As I am wont in everything I do, I spent a very long time to perform my photographic work. I began taking my photographs in Venice in 1973, and I stopped there in 1989, when the subject of my interest had become completely altered : Venice, and its lagoon, have no more the genuine charm of the olden days; modernity has yet invaded them.

Besides, I have never been able to work but according to my own thoughts and needs. Like my photos, this Cdrom has been made by myself - for the pleasure of making it, and in order to show other people how the ancient world was, when Nature and Man stood one in front of the other, the one and the other filled with wonders.

I did not know what I was doing, but I did do it : photos indeed, but also thoughts and little novels.

Now, there are more or less 25,000 photos of Venice and its lagoon - in colour and in black & white. Almost all were taken with 1930 Contax I Zeiss (24x36) and only with Zeiss Iena 50 mm lenses, considering the quality of such lenses, handmade in the 30's.

Nevertheless, some of my first black & white photos were taken with a Foca Sport, 45 mm lens. A very little few, with a Kodak Instamatic.

I never used professional colour films, because I am fond of blaze and pastel effects. Therefore, I preferred Kodak EH and ED 200 ASA for daylight, and EHB and ET 160 ASA for the night.

For the black & white photos, I generally used Ilford films - HP4, HP5 and later HP5+ - for a similar reason. However, in the beginning, I preferred Kodak infrared HIE, because of its unreal aspect.
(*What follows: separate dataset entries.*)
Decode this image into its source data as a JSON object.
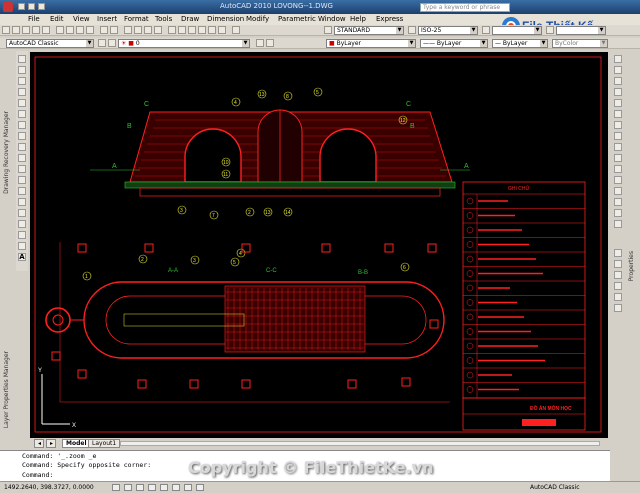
{
  "window": {
    "title": "AutoCAD 2010    LOVONG--1.DWG"
  },
  "search": {
    "placeholder": "Type a keyword or phrase"
  },
  "menu": [
    "File",
    "Edit",
    "View",
    "Insert",
    "Format",
    "Tools",
    "Draw",
    "Dimension",
    "Modify",
    "Parametric",
    "Window",
    "Help",
    "Express"
  ],
  "toolbar": {
    "workspace": "AutoCAD Classic",
    "layer": "0",
    "text_style": "STANDARD",
    "dim_style": "ISO-25",
    "color": "ByLayer",
    "linetype": "ByLayer",
    "lineweight": "ByLayer",
    "plotstyle": "ByColor"
  },
  "palettes": {
    "left_top": "Drawing Recovery Manager",
    "left_bottom": "Layer Properties Manager",
    "right": "Properties"
  },
  "tabs": {
    "model": "Model",
    "layout": "Layout1"
  },
  "command": {
    "line1": "Command: '_.zoom _e",
    "line2": "Command: Specify opposite corner:",
    "line3": "Command:"
  },
  "status": {
    "coords": "1492.2640, 398.3727, 0.0000",
    "workspace": "AutoCAD Classic"
  },
  "watermark": {
    "logo_text": "File Thiết Kế",
    "logo_suffix": ".vn",
    "copyright": "Copyright © FileThietKe.vn"
  },
  "drawing": {
    "section_labels": {
      "c_left": "C",
      "c_right": "C",
      "b_left": "B",
      "b_right": "B",
      "a_left": "A",
      "a_right": "A",
      "aa": "A-A",
      "cc": "C-C",
      "bb": "B-B"
    },
    "callouts_top": [
      "4",
      "13",
      "8",
      "5",
      "12",
      "10",
      "11",
      "2",
      "13",
      "14",
      "7",
      "3"
    ],
    "callouts_plan": [
      "1",
      "2",
      "3",
      "4",
      "5",
      "6"
    ],
    "legend_title": "GHI CHÚ",
    "legend_rows": 14,
    "title_block": "ĐỒ ÁN MÔN HỌC"
  },
  "colors": {
    "canvas": "#000000",
    "red": "#ff2020",
    "green": "#2fbf2f",
    "yellow": "#e8e830"
  }
}
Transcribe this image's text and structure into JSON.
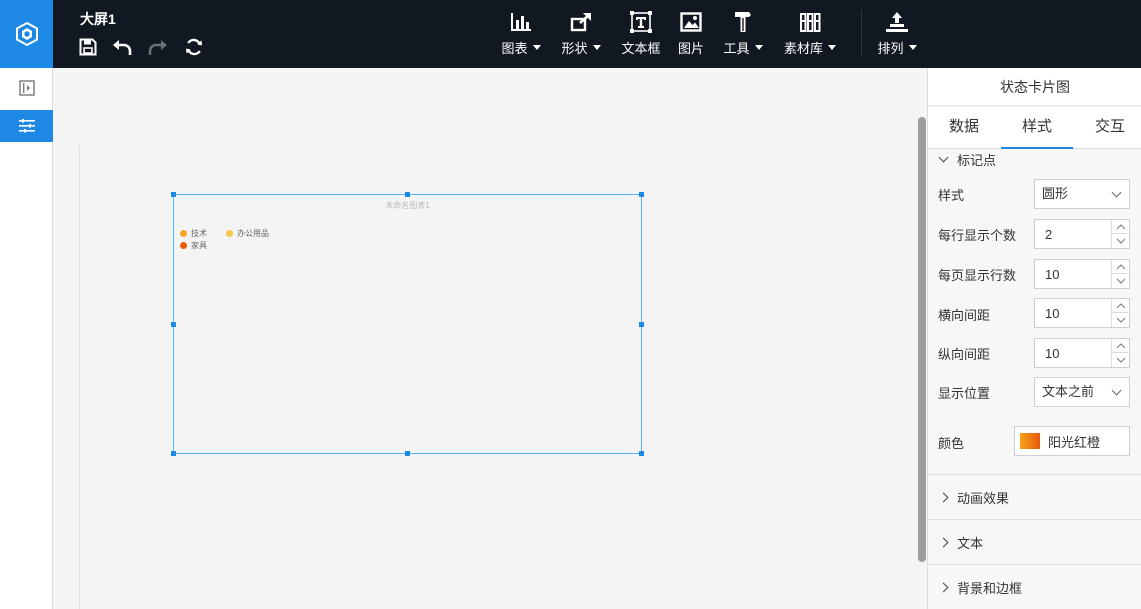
{
  "header": {
    "doc_title": "大屏1",
    "quick_actions": [
      {
        "name": "save",
        "icon": "save-icon"
      },
      {
        "name": "undo",
        "icon": "undo-icon"
      },
      {
        "name": "redo",
        "icon": "redo-icon"
      },
      {
        "name": "refresh",
        "icon": "refresh-icon"
      }
    ],
    "tools": [
      {
        "label": "图表",
        "icon": "bar-chart-icon",
        "has_dropdown": true
      },
      {
        "label": "形状",
        "icon": "shape-icon",
        "has_dropdown": true
      },
      {
        "label": "文本框",
        "icon": "textbox-icon",
        "has_dropdown": false
      },
      {
        "label": "图片",
        "icon": "image-icon",
        "has_dropdown": false
      },
      {
        "label": "工具",
        "icon": "hammer-icon",
        "has_dropdown": true
      },
      {
        "label": "素材库",
        "icon": "library-icon",
        "has_dropdown": true
      },
      {
        "label": "排列",
        "icon": "arrange-icon",
        "has_dropdown": true
      }
    ]
  },
  "sidebar": {
    "items": [
      {
        "icon": "panel-toggle-icon",
        "active": false
      },
      {
        "icon": "list-settings-icon",
        "active": true
      }
    ]
  },
  "canvas": {
    "widget": {
      "title": "未命名图表1",
      "legend": [
        {
          "label": "技术",
          "color": "#f5a623"
        },
        {
          "label": "办公用品",
          "color": "#f7c948"
        },
        {
          "label": "家具",
          "color": "#e8590c"
        }
      ]
    }
  },
  "panel": {
    "title": "状态卡片图",
    "tabs": [
      {
        "label": "数据",
        "active": false
      },
      {
        "label": "样式",
        "active": true
      },
      {
        "label": "交互",
        "active": false
      }
    ],
    "marker_section": {
      "title": "标记点",
      "expanded": true,
      "fields": {
        "style": {
          "label": "样式",
          "value": "圆形"
        },
        "per_row": {
          "label": "每行显示个数",
          "value": "2"
        },
        "rows_per_page": {
          "label": "每页显示行数",
          "value": "10"
        },
        "h_spacing": {
          "label": "横向间距",
          "value": "10"
        },
        "v_spacing": {
          "label": "纵向间距",
          "value": "10"
        },
        "position": {
          "label": "显示位置",
          "value": "文本之前"
        },
        "color": {
          "label": "颜色",
          "value": "阳光红橙",
          "gradient_from": "#f7a21b",
          "gradient_to": "#e8590c"
        }
      }
    },
    "collapsed_sections": [
      {
        "title": "动画效果"
      },
      {
        "title": "文本"
      },
      {
        "title": "背景和边框"
      }
    ]
  },
  "colors": {
    "accent": "#1e88e5",
    "topbar": "#121821",
    "selection": "#4fb3ff"
  }
}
For some photos, I used some Kodak Microfilms for fun and few Kodak Recording films.

I scanned the photos with an Epson Perfection 1200 scanner. Therefore, I can be sure that the photos have been taken, developed and scanned without any kind of fake : no flash, no filters, no colour alterations, no multifocal lens, no mask...

Even the retouching tried to respect the soul of Venice, eliminating TV antennas or publicity placards for instance when contrasting with an antique subject.

Before going to Venice, I hardly knew anything about the place. I remember my "visiting tour" of the city - rather funny as a plan.

I had decided to arrive at night - because I am fond of night - then drive round the city and pass over the Bridge of Sighs... by car.

The reality followed somehow different. First, I had to leave my car in an informal kind of location. Then I had to boat upon an inky water, at each moment frightened of sinking. The night was dark, all around was so dark, just some poor lights lightening here and there.

Down to the quayside, I headed into small alleys and after a while stepped out into St Mark Square, without even daring to look around me, frightened as I was. Once more, I ran into alleys and finally paused near a bridge. I remember such canal - so dark, silent yet tender - and then my thought : "One can cry in Venice".

Taking photos requires good health and training.

First hurry along alleys and over bridges to get the motor of the boat, can, ropes and trolley; then run to catch the boat of the lagoon; in the end drag all that load, luggage, cameras and tripod by a bumpy track, under heavy persistent rain... Then walk by day, by night, eat standing, row, and finally, at night, when you are freezing in the wind, after long camera settings, an incidental boat that troubles the stillness of the canal for another twenty minutes wait...

Nevertheless, to me, it has always been a walking time, peaceful, calm and serene, only a walking time. I used to say : "We go to Venice just for a walk".

Taking photos requires also patience.

As already said, I used 1930 Contax Zeiss cameras, because of their marvellous lenses. A long time has been necessary to make these old cameras work. After buying them in cameras fairs, I spent about five years to fully repair them : i.e. understand their mechanism, set it, rebuild damaged parts, then calculate and reset the whole. For example, I had to have new ribbons woven to pull metal shutters and I had to remake the springs moving these shutters by finding out the ancient unique working steel; in fact, 60 hours time are needed just to clean and oil the mechanism of one camera.

Little by little, to professional work I have preferred a photographic and later writing life. All this adventure began in 1973. I was taking my first photos of Venice and I met Eleonora Mongiat; she loved them. Since then, we have worked together. She has managed the background of my photos and writings, when travelling or not travelling, carrying material, watching reflects onto lens and people in alleys, yet developing my films the last ten years, making the programme of my Cdroms, writing the texts of its comments (save WRITINGS which obviously I wrote myself, and SOME OPINIONS written by their respective authors) and retouching its photos, also correcting my writings and preparing the work for their translation.
          By the way, my photo of her has been inserted into the Lagoon in black & white page 9;
          and her photo of me into Venice by Foot in colour page 7.

An ancient Chinese tale comes back to me, telling of a friend who had offered a vase as a gift : the vase was filled with his friendship. But, one day, this friend betrayed the other; from this day on, the vase was an empty vase, and the other one threw it away. The vase was restored and admired, and great care was taken of it by everybody, for it was splendid. So, against all appearances, I did not photograph Venice, but indeed what was in it, which is no more.

With melancholy, I count the years I have not been back to Venice. I still hear Eleonora's words, when we used to leave Venice : "Venice cannot be left".

Photos remain.